In some matings of praying mantids, the female will consume the body of the male after mating is complete. Insect biologists have debated whether or not being consumed by his mate is beneficial to the male mantid. Brown and Barry* compared the nutritional state and egg production of female mantids (Tenodera sinensis) that consumed their mate and these that did not. They found significant amounts of amino acids from male somatic tissue in the cannibalistic females coupled with a higher egg number. They conclude that males eaten by their mate can produce more offspring from a single mating than males who escape their female mate uneaten.
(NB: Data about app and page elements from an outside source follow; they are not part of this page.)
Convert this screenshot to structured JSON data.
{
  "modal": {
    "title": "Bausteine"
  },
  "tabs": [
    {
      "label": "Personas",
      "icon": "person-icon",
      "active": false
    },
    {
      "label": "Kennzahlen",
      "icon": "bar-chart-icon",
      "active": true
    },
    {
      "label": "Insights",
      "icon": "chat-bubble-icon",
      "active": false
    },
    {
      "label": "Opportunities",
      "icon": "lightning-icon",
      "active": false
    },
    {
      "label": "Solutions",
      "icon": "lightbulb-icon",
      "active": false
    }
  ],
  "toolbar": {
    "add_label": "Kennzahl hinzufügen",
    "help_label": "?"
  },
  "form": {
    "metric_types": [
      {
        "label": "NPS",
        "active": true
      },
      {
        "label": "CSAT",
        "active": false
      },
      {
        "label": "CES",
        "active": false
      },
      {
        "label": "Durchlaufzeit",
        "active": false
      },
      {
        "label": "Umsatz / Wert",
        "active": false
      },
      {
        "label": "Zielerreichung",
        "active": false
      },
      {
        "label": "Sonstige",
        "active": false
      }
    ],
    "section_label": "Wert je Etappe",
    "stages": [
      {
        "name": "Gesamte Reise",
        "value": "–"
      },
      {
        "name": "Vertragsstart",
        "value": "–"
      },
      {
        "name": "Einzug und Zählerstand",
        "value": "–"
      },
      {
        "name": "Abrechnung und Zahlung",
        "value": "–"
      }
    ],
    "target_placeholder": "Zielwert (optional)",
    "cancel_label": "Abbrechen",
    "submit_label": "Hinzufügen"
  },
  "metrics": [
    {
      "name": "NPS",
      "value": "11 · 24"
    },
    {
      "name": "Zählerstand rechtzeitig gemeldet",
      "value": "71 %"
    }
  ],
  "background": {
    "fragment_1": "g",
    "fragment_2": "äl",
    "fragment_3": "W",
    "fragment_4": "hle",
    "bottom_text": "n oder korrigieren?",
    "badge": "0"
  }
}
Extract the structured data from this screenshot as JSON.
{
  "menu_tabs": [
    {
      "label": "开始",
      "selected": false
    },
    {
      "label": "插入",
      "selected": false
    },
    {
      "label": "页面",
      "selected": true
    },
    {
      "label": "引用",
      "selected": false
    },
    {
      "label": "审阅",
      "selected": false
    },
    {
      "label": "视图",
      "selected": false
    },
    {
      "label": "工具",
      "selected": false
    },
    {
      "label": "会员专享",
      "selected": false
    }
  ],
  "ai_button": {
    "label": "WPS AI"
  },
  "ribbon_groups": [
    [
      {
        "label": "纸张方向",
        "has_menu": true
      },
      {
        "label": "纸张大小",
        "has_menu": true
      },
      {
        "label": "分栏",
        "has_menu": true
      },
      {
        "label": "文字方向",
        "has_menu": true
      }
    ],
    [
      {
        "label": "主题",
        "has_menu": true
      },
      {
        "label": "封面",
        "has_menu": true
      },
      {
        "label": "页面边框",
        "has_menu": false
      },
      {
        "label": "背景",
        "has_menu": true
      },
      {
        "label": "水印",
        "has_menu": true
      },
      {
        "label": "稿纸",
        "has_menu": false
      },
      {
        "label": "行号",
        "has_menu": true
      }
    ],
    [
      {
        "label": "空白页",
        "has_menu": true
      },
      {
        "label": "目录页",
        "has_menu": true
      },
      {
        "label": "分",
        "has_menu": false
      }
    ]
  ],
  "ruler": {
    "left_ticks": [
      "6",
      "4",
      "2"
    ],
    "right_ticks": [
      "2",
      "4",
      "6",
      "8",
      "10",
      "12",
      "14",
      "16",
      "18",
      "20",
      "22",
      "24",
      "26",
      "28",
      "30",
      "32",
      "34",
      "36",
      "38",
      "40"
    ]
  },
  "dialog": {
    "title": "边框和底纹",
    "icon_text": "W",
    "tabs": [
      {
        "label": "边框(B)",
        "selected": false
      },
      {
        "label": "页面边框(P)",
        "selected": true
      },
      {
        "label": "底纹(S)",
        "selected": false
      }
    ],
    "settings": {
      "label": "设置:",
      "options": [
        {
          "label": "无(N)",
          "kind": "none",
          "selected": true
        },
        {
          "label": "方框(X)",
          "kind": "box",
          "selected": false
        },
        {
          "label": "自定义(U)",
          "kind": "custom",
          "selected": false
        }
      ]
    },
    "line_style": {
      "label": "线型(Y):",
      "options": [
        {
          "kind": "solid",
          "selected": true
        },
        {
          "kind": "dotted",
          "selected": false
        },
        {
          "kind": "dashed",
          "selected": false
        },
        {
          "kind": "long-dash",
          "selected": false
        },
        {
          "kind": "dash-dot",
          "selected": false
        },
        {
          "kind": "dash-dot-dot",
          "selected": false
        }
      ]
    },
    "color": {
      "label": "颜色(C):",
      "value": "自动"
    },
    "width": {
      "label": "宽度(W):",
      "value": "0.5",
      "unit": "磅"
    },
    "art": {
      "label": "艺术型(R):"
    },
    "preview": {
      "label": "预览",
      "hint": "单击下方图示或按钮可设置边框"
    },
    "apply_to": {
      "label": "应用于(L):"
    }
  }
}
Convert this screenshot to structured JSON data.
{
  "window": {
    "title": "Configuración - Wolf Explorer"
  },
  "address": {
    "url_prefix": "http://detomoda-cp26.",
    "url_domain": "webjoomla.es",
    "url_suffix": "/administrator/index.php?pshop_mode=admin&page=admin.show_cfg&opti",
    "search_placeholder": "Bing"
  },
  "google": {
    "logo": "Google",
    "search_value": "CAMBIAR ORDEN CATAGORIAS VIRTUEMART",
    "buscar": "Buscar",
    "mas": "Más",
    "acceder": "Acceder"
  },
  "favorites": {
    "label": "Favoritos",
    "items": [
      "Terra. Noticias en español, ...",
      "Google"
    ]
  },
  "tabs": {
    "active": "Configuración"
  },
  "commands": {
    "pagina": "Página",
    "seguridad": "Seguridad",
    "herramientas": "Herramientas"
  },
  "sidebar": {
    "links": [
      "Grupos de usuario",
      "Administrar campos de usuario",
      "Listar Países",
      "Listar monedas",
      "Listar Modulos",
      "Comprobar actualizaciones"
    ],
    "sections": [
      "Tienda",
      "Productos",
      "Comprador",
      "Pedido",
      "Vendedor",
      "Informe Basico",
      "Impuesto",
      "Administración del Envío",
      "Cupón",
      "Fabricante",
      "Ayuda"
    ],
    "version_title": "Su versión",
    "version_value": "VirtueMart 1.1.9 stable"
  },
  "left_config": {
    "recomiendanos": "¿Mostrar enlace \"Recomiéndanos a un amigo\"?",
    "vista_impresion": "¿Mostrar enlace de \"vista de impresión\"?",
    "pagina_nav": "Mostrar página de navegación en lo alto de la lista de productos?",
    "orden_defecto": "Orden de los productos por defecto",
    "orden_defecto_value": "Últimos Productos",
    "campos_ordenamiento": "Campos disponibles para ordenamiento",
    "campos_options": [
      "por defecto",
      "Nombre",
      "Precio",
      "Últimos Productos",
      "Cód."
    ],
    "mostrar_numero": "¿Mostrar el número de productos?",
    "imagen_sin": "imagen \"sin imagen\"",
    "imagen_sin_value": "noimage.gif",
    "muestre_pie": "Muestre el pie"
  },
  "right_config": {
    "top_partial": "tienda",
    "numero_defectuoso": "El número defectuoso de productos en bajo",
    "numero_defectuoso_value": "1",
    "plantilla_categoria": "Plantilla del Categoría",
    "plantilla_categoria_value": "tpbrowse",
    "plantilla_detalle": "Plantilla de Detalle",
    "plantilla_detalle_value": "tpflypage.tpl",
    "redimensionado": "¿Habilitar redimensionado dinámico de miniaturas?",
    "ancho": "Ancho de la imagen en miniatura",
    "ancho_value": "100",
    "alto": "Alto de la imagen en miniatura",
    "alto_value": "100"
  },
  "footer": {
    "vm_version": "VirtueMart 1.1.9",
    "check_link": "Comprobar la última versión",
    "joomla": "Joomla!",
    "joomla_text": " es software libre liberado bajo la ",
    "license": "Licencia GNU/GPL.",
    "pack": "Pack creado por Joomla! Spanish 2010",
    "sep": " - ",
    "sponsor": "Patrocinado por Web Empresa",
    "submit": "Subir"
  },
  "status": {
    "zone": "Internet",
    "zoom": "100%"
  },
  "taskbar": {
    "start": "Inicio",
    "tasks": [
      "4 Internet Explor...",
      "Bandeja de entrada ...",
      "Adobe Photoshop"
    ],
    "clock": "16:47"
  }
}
*Brown WD, Barry KL. 2016. Sexual cannibalism increases male material investment in offspring: quantifying terminal reproductive effort in a praying mantis. Proc. R. Soc. B 283: 20160656.